Blooming Inverkip’s star garden for key workers
“We had a damaged area in the village so we came up with the idea/theme of a garden which we could dedicate to say a 'thank you ' to our local key workers. We had obtained 1m square collapsible boxes that were going to be discarded last year and thought we could turn them into a star garden after hearing the term 'You're a Star' being used to describe some people going above and beyond during the current pandemic.
“Inspired by our friends at Inverclyde Shed, creating four small planters from recycled pallet wood became a garage project for one of our group, giving them something besides Covid to focus on. These were then painted in our ' Beach Blue' and we are grateful to Westcoast Woodfuels which made a generous donation of woodchip for us to cover the damaged area. We are also very grateful to B&Q Port Glasgow which offered a generous donation of lovely bedding plants which we have used to fill up our existing garden and planters, whilst following social distancing guidelines. The pastel colours were chosen to try to give an atmosphere of tranquillity, calmness and composure that our key workers have been giving to us whilst saving lives, delivering our mail and keeping our local shops open, amongst many other examples. This project has become a remote collaboration which has allowed us to create a small feature as our way of saying 'thank you' and recognising what our key workers are doing for us.”
Keeping the money coming in
Ray from Lauder in Bloom in the Scottish Borders, sent in this novel idea which has had great success in her community: “I ran a wee roadside self-service plant stall with an honesty box from our back gate for 22 days in May [for people passing by on their daily walk]. This was a great success and hugely appreciated by our community who at the time were unable to access garden centres, many of them were gardening for the first time and they wanted to support Lauder in Bloom. I posted daily a list of plants we had on offer that day so that people could look them up to see if they matched their garden’s conditions and we had our free Seed Swap box so that anyone could help themselves to any seeds they could make use of and leave any packets (full or half empty) for others. Daily I was frantically dividing our perennial stock, thinning my own garden and potting up. We made an amazing £2,000 which will cover the cost of our hanging baskets this year and so take the pressure off our sponsors, many of whom are independent local businesses.”
Inspiring youngsters to grow at home
Bonnie Blantyre in South Lanarkshire has done an incredible job at motivating, engaging and encouraging young people in their community to get growing. You can see how infectious ‘growing your own’ has become in Blantyre through this short film here. On top of this, another one of our groups was inspired by hearing about Bonnie Blantyre’s success, so decided to set up a planter challenge for young people in their community – read the full story here.

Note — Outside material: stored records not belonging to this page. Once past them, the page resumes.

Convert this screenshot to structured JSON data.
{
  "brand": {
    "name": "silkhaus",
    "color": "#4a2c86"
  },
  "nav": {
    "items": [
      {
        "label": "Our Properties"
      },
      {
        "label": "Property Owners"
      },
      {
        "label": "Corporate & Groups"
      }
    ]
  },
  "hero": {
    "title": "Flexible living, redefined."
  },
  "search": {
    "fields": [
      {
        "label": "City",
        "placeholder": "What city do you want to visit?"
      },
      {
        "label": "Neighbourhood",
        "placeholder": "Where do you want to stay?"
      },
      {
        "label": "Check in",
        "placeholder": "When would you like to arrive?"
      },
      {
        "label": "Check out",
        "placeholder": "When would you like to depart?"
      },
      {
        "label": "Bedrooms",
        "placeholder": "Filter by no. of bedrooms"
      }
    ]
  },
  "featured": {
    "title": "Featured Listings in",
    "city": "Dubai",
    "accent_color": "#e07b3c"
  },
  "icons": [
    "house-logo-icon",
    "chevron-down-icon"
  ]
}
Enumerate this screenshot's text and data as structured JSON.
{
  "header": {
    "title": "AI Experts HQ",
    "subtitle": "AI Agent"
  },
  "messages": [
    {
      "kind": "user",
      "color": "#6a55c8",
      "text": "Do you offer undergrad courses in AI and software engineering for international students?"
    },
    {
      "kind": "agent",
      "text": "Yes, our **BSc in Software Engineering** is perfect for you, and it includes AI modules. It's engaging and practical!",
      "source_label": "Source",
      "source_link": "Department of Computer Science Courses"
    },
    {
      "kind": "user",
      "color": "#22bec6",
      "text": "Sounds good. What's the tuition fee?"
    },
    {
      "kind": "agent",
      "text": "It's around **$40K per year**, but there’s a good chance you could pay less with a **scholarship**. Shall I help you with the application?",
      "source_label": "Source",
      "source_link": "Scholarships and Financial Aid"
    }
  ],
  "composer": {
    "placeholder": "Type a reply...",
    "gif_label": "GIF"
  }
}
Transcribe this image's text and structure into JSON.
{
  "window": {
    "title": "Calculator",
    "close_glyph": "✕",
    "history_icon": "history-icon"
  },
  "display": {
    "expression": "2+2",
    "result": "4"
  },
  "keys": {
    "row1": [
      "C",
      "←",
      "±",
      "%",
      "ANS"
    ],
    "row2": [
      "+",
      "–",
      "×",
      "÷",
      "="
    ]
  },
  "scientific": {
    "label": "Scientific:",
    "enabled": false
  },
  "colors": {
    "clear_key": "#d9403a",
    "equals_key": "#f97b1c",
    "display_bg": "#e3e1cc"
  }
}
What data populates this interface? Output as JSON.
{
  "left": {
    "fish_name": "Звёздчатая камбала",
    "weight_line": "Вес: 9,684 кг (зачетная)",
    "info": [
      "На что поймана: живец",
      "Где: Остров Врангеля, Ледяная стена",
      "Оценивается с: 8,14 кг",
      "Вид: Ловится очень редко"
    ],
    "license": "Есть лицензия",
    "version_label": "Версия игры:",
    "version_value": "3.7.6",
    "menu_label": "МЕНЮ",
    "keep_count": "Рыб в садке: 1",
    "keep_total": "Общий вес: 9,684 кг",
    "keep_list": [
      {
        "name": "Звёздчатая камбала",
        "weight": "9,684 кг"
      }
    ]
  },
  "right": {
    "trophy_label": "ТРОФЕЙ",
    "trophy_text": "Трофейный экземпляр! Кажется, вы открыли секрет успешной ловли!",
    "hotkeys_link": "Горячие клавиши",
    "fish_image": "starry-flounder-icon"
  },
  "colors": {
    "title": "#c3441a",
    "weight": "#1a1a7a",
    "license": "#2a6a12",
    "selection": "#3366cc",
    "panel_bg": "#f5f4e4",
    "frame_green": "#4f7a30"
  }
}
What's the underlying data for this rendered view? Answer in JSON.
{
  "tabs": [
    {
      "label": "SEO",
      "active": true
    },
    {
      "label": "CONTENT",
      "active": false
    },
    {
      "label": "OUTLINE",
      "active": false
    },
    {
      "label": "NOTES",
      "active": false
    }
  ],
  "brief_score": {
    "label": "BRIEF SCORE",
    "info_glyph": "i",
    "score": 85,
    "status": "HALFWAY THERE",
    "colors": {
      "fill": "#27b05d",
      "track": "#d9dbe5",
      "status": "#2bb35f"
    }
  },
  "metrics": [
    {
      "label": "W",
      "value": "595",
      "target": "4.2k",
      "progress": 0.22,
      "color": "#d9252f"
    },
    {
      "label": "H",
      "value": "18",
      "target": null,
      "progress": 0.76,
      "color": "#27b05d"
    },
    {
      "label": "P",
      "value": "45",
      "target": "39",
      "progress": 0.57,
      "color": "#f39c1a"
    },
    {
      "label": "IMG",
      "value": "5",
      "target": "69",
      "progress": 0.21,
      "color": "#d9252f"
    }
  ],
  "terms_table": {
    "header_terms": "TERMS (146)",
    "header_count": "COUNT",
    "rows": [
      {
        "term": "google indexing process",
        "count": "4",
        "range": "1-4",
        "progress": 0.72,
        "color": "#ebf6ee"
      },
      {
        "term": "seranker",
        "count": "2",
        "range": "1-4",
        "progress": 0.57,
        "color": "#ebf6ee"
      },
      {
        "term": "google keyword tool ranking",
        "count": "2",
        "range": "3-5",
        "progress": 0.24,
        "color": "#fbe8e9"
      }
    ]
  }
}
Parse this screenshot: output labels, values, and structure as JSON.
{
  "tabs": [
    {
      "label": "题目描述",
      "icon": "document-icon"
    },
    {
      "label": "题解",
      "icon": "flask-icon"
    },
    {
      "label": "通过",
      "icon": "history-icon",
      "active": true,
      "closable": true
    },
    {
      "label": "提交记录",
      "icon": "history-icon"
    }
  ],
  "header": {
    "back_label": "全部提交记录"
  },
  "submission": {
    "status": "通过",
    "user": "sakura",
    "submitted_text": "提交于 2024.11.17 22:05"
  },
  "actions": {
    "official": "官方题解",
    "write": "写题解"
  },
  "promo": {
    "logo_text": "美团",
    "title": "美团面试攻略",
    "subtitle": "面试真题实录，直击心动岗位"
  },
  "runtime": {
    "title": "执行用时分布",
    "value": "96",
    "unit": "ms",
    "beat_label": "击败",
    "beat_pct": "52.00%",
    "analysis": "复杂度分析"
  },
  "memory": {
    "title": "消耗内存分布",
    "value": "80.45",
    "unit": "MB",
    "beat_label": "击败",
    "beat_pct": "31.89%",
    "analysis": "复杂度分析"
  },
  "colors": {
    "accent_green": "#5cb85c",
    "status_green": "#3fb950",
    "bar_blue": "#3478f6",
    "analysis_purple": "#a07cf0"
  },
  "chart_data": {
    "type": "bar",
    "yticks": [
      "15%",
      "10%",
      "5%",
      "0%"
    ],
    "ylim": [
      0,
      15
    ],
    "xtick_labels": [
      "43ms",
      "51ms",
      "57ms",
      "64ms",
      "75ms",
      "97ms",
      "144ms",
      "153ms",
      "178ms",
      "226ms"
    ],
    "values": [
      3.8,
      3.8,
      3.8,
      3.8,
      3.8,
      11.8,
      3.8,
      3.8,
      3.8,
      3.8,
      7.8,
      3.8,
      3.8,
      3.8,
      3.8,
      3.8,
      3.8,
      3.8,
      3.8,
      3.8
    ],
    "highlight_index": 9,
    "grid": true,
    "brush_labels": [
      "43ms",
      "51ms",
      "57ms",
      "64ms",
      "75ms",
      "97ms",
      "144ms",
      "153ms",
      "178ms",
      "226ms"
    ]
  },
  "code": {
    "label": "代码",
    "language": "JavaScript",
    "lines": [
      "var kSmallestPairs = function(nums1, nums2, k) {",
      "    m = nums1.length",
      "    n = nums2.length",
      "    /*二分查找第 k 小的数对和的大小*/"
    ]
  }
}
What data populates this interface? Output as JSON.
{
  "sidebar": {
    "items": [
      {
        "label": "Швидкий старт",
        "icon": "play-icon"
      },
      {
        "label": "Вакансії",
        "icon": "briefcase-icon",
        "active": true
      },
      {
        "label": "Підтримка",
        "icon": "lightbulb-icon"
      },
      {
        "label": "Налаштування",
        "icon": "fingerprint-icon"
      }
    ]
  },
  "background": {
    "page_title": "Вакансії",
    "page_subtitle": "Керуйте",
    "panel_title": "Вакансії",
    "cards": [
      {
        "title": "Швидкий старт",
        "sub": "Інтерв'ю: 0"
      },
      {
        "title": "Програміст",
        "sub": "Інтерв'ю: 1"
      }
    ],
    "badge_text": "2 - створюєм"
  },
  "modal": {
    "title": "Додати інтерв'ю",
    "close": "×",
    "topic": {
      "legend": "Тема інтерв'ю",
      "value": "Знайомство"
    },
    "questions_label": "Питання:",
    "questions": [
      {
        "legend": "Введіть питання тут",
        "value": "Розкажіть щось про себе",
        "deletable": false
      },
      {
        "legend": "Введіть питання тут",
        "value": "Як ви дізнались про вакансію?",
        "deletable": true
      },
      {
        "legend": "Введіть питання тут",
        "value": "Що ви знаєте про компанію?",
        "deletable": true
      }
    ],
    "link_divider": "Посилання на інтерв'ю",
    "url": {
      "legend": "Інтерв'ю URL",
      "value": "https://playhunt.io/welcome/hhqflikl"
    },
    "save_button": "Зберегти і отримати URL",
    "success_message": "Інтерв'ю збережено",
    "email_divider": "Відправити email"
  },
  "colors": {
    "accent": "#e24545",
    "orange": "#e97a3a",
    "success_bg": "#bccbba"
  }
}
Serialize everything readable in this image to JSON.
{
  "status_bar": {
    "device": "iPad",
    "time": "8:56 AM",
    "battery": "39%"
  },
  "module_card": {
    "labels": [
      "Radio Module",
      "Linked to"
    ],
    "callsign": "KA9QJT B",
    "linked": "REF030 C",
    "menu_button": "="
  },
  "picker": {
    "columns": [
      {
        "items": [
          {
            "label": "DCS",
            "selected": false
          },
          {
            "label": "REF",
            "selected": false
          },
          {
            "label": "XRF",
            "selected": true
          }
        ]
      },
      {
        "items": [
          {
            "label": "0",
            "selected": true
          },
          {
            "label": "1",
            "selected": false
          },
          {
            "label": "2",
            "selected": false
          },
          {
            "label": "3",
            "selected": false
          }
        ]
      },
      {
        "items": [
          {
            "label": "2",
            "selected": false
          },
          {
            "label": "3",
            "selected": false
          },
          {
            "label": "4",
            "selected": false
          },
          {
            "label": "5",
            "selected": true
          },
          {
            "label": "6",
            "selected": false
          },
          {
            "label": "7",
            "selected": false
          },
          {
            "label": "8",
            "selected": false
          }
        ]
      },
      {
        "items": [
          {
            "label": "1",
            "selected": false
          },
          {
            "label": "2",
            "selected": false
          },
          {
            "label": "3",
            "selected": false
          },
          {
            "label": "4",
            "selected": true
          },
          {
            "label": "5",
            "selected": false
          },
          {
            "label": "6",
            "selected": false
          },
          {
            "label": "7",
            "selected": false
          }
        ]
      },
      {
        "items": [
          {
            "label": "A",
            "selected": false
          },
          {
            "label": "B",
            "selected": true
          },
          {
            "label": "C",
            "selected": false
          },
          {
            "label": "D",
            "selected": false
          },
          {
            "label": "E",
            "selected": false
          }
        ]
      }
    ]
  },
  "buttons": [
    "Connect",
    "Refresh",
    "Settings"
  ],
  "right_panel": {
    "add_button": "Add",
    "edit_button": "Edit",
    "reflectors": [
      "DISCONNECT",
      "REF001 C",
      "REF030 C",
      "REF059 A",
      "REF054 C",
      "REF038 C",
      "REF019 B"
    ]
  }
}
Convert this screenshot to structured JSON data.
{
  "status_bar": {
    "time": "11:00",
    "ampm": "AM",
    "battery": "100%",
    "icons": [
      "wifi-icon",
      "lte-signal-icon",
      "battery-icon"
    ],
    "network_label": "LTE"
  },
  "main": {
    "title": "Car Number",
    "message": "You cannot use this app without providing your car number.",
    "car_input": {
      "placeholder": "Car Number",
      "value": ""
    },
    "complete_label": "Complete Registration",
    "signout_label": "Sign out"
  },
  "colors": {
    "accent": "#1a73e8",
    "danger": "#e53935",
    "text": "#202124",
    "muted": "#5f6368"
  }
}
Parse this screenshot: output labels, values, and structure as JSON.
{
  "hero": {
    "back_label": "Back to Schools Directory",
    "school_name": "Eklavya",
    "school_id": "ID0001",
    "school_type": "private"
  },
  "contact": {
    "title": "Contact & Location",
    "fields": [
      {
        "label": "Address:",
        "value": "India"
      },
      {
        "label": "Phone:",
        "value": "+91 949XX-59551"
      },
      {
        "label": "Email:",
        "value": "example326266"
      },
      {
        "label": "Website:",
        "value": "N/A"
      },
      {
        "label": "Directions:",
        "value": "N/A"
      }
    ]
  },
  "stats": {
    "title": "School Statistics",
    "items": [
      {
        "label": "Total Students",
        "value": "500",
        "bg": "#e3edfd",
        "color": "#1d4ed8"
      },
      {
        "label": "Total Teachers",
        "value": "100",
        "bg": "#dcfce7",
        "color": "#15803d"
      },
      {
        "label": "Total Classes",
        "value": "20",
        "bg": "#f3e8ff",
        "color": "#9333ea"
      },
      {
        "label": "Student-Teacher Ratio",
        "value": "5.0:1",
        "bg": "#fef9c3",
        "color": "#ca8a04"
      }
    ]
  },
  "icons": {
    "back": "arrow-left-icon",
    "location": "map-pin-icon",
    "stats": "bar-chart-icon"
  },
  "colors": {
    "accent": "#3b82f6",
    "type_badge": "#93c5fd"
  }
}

It’s a two-way street - I shall miss the immersive experience of community betterment - meeting diverse groups that are all aiming to improve their communities, with many openly acknowledging financial and social difficulties yet still striving to tackle issues in ever more resourceful ways. I shall miss the opportunity to pass on a small amount of horticultural knowledge to eager ears too. Adrian Miles, Beautiful Scotland judge